For a pre-election discussion of the campaign's differing approaches to software development, see Hamish McKenzie, "In the Red Corner, Zac Moffatt Leads Romney’s Digital Drive to Topple Obama", Pando Daily 9/26/2012:
At the Democratic National Convention in Charlotte, tech people I talked to approvingly described Obama’s digital team as a “startup within a startup.” Rather than outsource the building of various tools to other companies, it has developed everything in-house.
When I put that claim to Moffatt, however, he protests that the opposite is true. The Obama campaign, he asserts, is more like government. “They’ve pulled everything together and determined that they can do everything best,” he says. “We actually function like a startup. We are finding the best minds and best companies, but if something doesn’t work it’s easy for us to iterate and pivot into a new direction.” By relying on in-house tools, you can very quickly get lumped with cumbersome legacy items that becomes costly over time. “For me, it looks much more like central planning than it does anything else.”

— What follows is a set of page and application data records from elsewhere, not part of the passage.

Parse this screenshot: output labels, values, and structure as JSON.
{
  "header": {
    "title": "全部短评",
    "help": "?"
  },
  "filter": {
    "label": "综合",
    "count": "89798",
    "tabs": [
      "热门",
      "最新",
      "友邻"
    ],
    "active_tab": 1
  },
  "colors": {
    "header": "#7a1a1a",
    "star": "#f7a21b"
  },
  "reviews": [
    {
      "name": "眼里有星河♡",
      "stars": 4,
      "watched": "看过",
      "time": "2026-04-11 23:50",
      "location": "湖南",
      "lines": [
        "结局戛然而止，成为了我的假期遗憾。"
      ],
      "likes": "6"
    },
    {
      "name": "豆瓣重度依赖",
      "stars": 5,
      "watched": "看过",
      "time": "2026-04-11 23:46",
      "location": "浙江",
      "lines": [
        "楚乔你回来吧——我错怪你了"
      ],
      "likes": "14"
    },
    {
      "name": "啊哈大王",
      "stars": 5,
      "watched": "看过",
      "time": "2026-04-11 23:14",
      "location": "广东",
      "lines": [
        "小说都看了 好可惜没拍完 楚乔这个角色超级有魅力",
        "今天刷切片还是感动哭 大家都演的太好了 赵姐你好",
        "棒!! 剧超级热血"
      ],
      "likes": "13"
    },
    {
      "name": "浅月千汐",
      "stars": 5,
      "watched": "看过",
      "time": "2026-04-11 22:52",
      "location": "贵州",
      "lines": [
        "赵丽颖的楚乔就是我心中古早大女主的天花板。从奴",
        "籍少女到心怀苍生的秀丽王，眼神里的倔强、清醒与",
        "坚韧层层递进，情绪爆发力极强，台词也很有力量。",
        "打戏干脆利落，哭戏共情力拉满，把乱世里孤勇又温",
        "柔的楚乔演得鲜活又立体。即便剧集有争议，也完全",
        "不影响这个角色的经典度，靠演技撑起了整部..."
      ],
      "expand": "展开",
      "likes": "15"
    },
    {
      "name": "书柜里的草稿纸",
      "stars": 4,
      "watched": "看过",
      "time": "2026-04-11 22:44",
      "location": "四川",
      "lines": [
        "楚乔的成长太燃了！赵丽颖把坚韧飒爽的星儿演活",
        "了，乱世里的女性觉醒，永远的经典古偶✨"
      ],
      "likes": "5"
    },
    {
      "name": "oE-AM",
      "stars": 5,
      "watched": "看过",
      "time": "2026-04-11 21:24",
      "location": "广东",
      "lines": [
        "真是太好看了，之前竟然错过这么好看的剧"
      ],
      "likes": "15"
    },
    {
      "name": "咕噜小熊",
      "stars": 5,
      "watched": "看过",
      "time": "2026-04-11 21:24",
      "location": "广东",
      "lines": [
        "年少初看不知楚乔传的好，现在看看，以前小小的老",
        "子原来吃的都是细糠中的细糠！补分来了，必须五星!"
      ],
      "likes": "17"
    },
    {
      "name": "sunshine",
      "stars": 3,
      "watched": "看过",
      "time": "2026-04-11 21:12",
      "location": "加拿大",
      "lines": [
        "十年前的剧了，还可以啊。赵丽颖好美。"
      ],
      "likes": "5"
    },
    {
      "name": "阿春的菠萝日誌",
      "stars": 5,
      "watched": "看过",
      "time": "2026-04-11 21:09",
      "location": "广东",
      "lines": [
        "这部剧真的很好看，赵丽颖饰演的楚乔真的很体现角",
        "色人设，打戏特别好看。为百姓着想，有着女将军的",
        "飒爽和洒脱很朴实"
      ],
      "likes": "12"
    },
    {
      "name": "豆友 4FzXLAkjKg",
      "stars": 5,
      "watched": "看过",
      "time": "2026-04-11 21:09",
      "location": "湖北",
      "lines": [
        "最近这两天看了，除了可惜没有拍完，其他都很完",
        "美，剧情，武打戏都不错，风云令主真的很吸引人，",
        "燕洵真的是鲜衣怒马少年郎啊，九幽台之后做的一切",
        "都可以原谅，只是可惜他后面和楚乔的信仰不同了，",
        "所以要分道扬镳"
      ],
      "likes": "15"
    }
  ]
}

Additional Orca post-mortems: Sean Gallagher, "Inside Team Romney's whale of an IT meltdown: Orca, the Romney campaign's 'killer' app, skips beta and pays the price", Ars Technica 11/9/2012; Robert X. Cringely, "Unleashed! Project Orca, the campaign killer whale: Big data fails big time for the Romney camp as its smartphone app crashes spectacularly, right on schedule for Election Day", InfoWorld 11/9/2012; Adi Robertson, "Killer fail: how Romney's broken Orca app cost him thousands of votes", The Verge 11/9/2012; Michael Kranish, "ORCA, Mitt Romney’s high-tech get-out-the-vote program, crashed on Election Day", Boston Globe 11/9/2012; Rosslyn Smith, "Conservatives harpooned by Orca", American Thinker 11/11/2012; Michael Falcone, "Romney Campaign Acknowledges High-Tech Election Day Monitoring System ‘Had Its Challenges’", ABC News 11/10/2012; Maggie Haberman & Alexander Burns, "Mitt Romney’s ORCA program couldn't stay afloat", Politico 11/9/2012.
Catherine Ann Fitzpatrick tried to figure out who got the Orca development contract ("Was Al Gore's Dev In Charge of Romney's Aps?", and follows the digital breadcrumbs to what she thinks is the answer:
Ekdahl didn't say — but I found it. The organization is called Targeted Victory, and they have Romney logos flashing on their site now.
Look at Our Team -- typical bloated over-staffed organization top heavy with marketers and underpaid drones — and then see how many devs there are.
Just two. Apparently under the direction — in between them and Moffat — of a senior project manager whose credentials include working for United Nations Women, The Getty Institute, UNESCO, Ecuadorian Ministry of Tourism and the Quito Tourism Bureau.
So…All of this complicated, national, critical system rested on the slender shoulders of two dudes 20-something or 30-something at best — with maybe their project manager also bringing them the pizza and yelling at them?
I was afraid to click, because I knew what I would find.
Sure enough, what I found were two guys who looked like very likely Obama voters.
Commenters on the Ars Technica article quote unsourced rumors that development was outsourced to India via Accenture. I'm skeptical of both theories, and look forward to learning who really did the project.